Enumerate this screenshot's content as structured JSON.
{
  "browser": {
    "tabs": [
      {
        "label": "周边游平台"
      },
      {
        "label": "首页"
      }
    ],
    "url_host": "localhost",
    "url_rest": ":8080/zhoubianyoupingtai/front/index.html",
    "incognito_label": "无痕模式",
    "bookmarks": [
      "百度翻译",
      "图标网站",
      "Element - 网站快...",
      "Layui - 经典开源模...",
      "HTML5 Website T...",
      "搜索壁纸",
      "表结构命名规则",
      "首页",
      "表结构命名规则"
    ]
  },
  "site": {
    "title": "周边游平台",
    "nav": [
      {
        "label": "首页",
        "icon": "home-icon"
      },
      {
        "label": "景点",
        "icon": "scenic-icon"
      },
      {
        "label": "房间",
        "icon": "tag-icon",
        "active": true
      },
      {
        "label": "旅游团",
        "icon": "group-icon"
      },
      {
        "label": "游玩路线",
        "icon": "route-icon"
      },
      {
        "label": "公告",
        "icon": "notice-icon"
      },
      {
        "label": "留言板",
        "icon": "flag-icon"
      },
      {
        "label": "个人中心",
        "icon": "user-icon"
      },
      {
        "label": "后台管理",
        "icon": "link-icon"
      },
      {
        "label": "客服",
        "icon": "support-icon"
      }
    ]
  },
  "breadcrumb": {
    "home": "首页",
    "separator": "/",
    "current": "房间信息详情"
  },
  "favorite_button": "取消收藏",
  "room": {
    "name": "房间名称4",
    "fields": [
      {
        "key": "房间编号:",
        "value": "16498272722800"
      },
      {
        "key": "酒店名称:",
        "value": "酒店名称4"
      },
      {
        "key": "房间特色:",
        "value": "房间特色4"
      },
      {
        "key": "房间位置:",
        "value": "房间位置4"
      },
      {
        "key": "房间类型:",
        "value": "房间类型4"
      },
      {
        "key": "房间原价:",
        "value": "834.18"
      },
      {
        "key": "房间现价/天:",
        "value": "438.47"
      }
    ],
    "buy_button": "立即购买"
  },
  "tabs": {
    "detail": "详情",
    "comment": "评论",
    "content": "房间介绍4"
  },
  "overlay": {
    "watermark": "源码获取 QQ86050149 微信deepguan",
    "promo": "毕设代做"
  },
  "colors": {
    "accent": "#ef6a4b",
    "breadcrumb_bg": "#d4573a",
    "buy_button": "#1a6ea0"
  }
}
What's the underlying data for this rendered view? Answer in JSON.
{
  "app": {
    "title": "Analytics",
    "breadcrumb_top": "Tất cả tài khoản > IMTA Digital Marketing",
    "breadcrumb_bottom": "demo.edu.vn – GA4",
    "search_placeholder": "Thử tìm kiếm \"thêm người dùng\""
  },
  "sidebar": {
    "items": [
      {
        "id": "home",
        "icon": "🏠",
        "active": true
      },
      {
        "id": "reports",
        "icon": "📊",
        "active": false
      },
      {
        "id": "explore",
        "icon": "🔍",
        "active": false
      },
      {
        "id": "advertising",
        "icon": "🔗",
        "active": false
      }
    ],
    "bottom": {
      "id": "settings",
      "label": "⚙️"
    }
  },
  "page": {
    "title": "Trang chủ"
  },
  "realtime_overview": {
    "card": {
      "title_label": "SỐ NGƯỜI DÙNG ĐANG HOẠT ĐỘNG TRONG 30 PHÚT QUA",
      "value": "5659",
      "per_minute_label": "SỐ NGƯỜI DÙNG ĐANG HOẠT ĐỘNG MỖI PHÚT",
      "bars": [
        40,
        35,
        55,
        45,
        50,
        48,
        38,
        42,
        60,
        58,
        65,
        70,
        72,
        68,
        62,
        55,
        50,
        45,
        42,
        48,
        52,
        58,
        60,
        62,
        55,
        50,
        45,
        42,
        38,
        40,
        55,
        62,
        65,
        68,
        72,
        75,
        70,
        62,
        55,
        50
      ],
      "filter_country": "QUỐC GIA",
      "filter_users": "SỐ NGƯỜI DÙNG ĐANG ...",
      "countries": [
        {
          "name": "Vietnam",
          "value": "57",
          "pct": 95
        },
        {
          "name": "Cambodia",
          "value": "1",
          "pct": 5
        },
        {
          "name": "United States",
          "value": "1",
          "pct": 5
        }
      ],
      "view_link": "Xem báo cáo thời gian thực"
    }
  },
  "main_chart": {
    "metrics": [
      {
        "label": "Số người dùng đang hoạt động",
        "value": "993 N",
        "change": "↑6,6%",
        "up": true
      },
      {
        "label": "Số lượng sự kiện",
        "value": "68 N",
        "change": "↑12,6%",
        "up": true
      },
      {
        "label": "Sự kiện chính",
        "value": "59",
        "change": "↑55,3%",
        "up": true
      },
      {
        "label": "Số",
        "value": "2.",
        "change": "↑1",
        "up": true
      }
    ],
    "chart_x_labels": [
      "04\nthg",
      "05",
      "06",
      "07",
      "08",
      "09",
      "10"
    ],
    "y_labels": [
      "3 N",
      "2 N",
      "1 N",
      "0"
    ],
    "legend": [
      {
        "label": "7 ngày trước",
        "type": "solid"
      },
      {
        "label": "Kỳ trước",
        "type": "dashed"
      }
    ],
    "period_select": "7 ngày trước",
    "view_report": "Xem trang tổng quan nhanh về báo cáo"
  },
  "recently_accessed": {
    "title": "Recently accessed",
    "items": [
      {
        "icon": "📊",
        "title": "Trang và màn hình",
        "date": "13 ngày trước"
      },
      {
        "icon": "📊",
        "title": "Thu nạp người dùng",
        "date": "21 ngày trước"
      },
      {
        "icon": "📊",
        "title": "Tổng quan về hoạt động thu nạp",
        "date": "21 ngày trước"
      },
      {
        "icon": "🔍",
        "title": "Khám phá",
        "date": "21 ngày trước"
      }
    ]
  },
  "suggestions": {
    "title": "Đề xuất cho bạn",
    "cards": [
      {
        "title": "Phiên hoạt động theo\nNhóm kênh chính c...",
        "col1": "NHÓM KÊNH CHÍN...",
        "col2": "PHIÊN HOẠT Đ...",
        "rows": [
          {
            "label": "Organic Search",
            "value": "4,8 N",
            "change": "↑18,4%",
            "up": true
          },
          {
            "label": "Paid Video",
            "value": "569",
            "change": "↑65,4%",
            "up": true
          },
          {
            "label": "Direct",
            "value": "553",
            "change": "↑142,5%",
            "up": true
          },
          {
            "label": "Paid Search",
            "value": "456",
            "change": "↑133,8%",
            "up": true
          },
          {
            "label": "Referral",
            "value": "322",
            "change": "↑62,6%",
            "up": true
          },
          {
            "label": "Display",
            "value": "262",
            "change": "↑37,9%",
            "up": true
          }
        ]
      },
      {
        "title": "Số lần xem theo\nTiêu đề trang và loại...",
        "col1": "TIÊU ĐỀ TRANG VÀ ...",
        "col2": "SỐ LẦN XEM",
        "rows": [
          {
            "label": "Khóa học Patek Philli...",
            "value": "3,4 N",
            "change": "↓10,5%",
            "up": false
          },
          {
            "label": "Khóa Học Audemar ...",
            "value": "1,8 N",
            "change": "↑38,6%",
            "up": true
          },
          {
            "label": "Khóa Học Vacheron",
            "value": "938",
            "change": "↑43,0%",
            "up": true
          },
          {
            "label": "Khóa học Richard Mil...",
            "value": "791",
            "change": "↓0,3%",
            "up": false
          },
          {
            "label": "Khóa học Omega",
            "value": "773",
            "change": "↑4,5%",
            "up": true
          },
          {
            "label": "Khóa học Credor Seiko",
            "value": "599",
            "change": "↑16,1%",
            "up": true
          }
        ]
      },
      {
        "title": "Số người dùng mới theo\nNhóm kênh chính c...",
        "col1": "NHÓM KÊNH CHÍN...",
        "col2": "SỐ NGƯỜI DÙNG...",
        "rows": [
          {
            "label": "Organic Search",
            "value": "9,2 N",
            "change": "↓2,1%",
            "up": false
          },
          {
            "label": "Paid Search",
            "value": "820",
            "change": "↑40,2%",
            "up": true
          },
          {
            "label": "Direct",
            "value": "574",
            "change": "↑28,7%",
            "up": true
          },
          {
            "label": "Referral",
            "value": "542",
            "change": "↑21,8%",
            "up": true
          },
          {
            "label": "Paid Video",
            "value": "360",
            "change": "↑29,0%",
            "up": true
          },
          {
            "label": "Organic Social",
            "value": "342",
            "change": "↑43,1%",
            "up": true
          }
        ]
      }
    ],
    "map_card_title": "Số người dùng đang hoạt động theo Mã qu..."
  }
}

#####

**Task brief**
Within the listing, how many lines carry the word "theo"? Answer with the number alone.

**Worked solution**
4